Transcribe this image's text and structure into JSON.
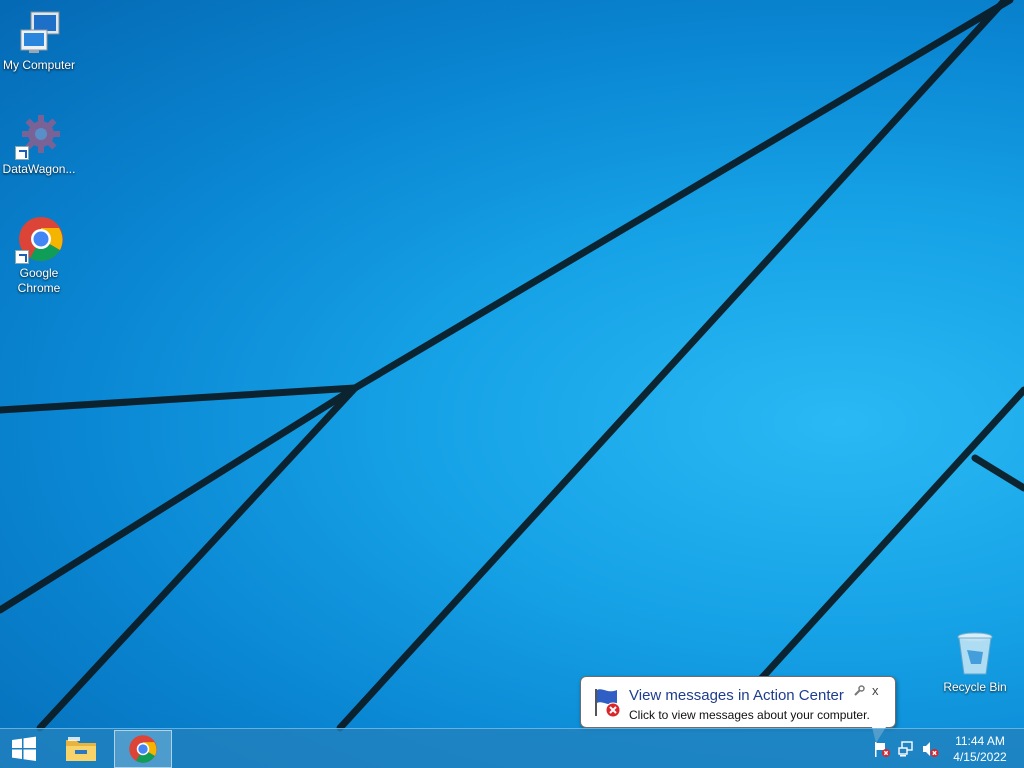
{
  "desktop": {
    "icons": [
      {
        "label": "My Computer",
        "icon": "computer-icon",
        "shortcut": false
      },
      {
        "label": "DataWagon...",
        "icon": "datawagon-gear-icon",
        "shortcut": true
      },
      {
        "label": "Google Chrome",
        "icon": "chrome-icon",
        "shortcut": true
      },
      {
        "label": "Recycle Bin",
        "icon": "recycle-bin-icon",
        "shortcut": false
      }
    ]
  },
  "notification": {
    "title": "View messages in Action Center",
    "body": "Click to view messages about your computer.",
    "close_label": "x",
    "icon": "action-center-flag-icon"
  },
  "taskbar": {
    "items": [
      {
        "name": "start",
        "icon": "windows-logo-icon"
      },
      {
        "name": "file-explorer",
        "icon": "folder-icon"
      },
      {
        "name": "google-chrome",
        "icon": "chrome-icon",
        "active": true
      }
    ],
    "tray": [
      {
        "name": "action-center",
        "icon": "flag-error-icon"
      },
      {
        "name": "network",
        "icon": "network-icon"
      },
      {
        "name": "volume",
        "icon": "volume-muted-icon"
      }
    ],
    "clock": {
      "time": "11:44 AM",
      "date": "4/15/2022"
    }
  },
  "colors": {
    "wallpaper": "#1aa6ea",
    "taskbar": "#2382be",
    "balloon_title": "#1e3d8f"
  }
}
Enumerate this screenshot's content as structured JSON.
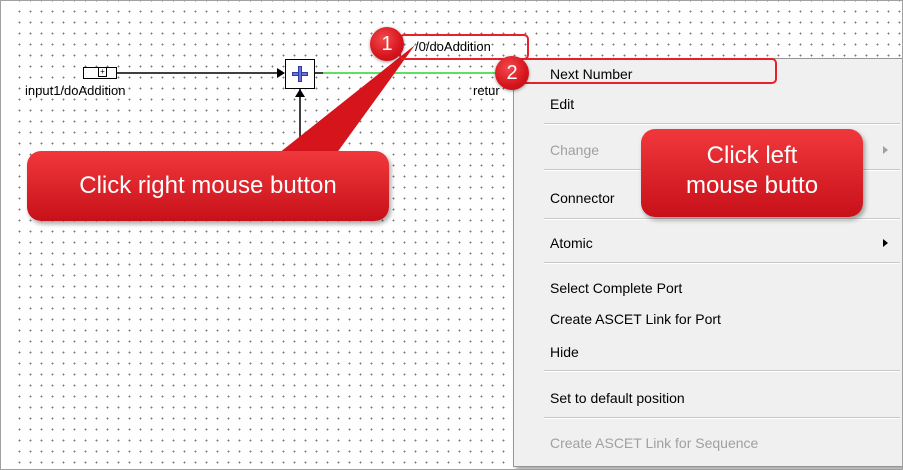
{
  "diagram": {
    "input_label": "input1/doAddition",
    "output_label_partial": "retur",
    "connector_label": "/0/doAddition",
    "input_block_glyph": "+",
    "plus_block_icon": "plus-icon"
  },
  "context_menu": {
    "items": [
      {
        "label": "Next Number",
        "enabled": true,
        "submenu": false
      },
      {
        "label": "Edit",
        "enabled": true,
        "submenu": false
      },
      {
        "label": "Change",
        "enabled": false,
        "submenu": true
      },
      {
        "label": "Connector",
        "enabled": true,
        "submenu": false
      },
      {
        "label": "Atomic",
        "enabled": true,
        "submenu": true
      },
      {
        "label": "Select Complete Port",
        "enabled": true,
        "submenu": false
      },
      {
        "label": "Create ASCET Link for Port",
        "enabled": true,
        "submenu": false
      },
      {
        "label": "Hide",
        "enabled": true,
        "submenu": false
      },
      {
        "label": "Set to default position",
        "enabled": true,
        "submenu": false
      },
      {
        "label": "Create ASCET Link for Sequence",
        "enabled": false,
        "submenu": false
      }
    ]
  },
  "annotations": {
    "badge1": "1",
    "badge2": "2",
    "callout_right_click": "Click right mouse button",
    "callout_left_click_line1": "Click left",
    "callout_left_click_line2": "mouse butto"
  },
  "colors": {
    "highlight": "#e8202a",
    "callout": "#d6141c",
    "active_wire": "#2bd62b",
    "menu_bg": "#f0f0f0"
  }
}
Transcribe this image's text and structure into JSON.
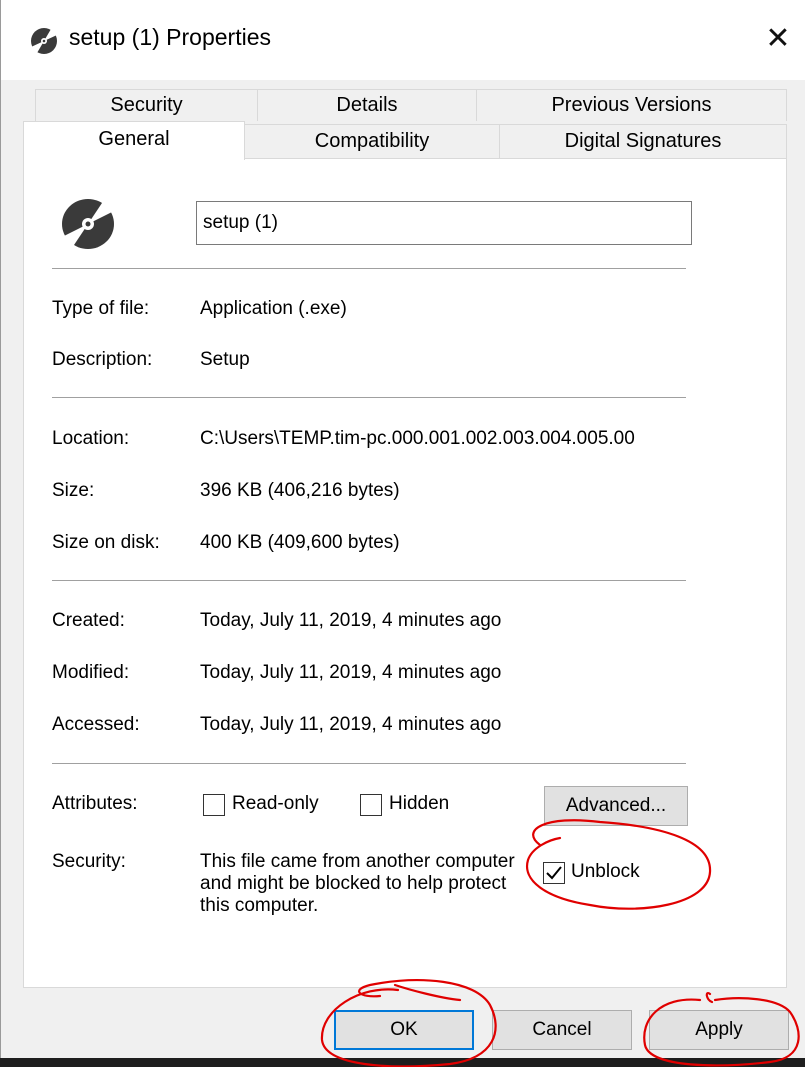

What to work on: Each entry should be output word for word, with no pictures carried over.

Your solution:
Transcribe this image's text and structure into JSON.
{
  "desktop": {
    "icons": [
      {
        "label": "My Computer",
        "icon": "computer-icon",
        "shortcut": false
      },
      {
        "label": "DataWagon...",
        "icon": "datawagon-gear-icon",
        "shortcut": true
      },
      {
        "label": "Google Chrome",
        "icon": "chrome-icon",
        "shortcut": true
      },
      {
        "label": "Recycle Bin",
        "icon": "recycle-bin-icon",
        "shortcut": false
      }
    ]
  },
  "notification": {
    "title": "View messages in Action Center",
    "body": "Click to view messages about your computer.",
    "close_label": "x",
    "icon": "action-center-flag-icon"
  },
  "taskbar": {
    "items": [
      {
        "name": "start",
        "icon": "windows-logo-icon"
      },
      {
        "name": "file-explorer",
        "icon": "folder-icon"
      },
      {
        "name": "google-chrome",
        "icon": "chrome-icon",
        "active": true
      }
    ],
    "tray": [
      {
        "name": "action-center",
        "icon": "flag-error-icon"
      },
      {
        "name": "network",
        "icon": "network-icon"
      },
      {
        "name": "volume",
        "icon": "volume-muted-icon"
      }
    ],
    "clock": {
      "time": "11:44 AM",
      "date": "4/15/2022"
    }
  },
  "colors": {
    "wallpaper": "#1aa6ea",
    "taskbar": "#2382be",
    "balloon_title": "#1e3d8f"
  }
}
Enumerate this screenshot's content as structured JSON.
{
  "diagram": {
    "input_label": "input1/doAddition",
    "output_label_partial": "retur",
    "connector_label": "/0/doAddition",
    "input_block_glyph": "+",
    "plus_block_icon": "plus-icon"
  },
  "context_menu": {
    "items": [
      {
        "label": "Next Number",
        "enabled": true,
        "submenu": false
      },
      {
        "label": "Edit",
        "enabled": true,
        "submenu": false
      },
      {
        "label": "Change",
        "enabled": false,
        "submenu": true
      },
      {
        "label": "Connector",
        "enabled": true,
        "submenu": false
      },
      {
        "label": "Atomic",
        "enabled": true,
        "submenu": true
      },
      {
        "label": "Select Complete Port",
        "enabled": true,
        "submenu": false
      },
      {
        "label": "Create ASCET Link for Port",
        "enabled": true,
        "submenu": false
      },
      {
        "label": "Hide",
        "enabled": true,
        "submenu": false
      },
      {
        "label": "Set to default position",
        "enabled": true,
        "submenu": false
      },
      {
        "label": "Create ASCET Link for Sequence",
        "enabled": false,
        "submenu": false
      }
    ]
  },
  "annotations": {
    "badge1": "1",
    "badge2": "2",
    "callout_right_click": "Click right mouse button",
    "callout_left_click_line1": "Click left",
    "callout_left_click_line2": "mouse butto"
  },
  "colors": {
    "highlight": "#e8202a",
    "callout": "#d6141c",
    "active_wire": "#2bd62b",
    "menu_bg": "#f0f0f0"
  }
}
Transcribe this image's text and structure into JSON.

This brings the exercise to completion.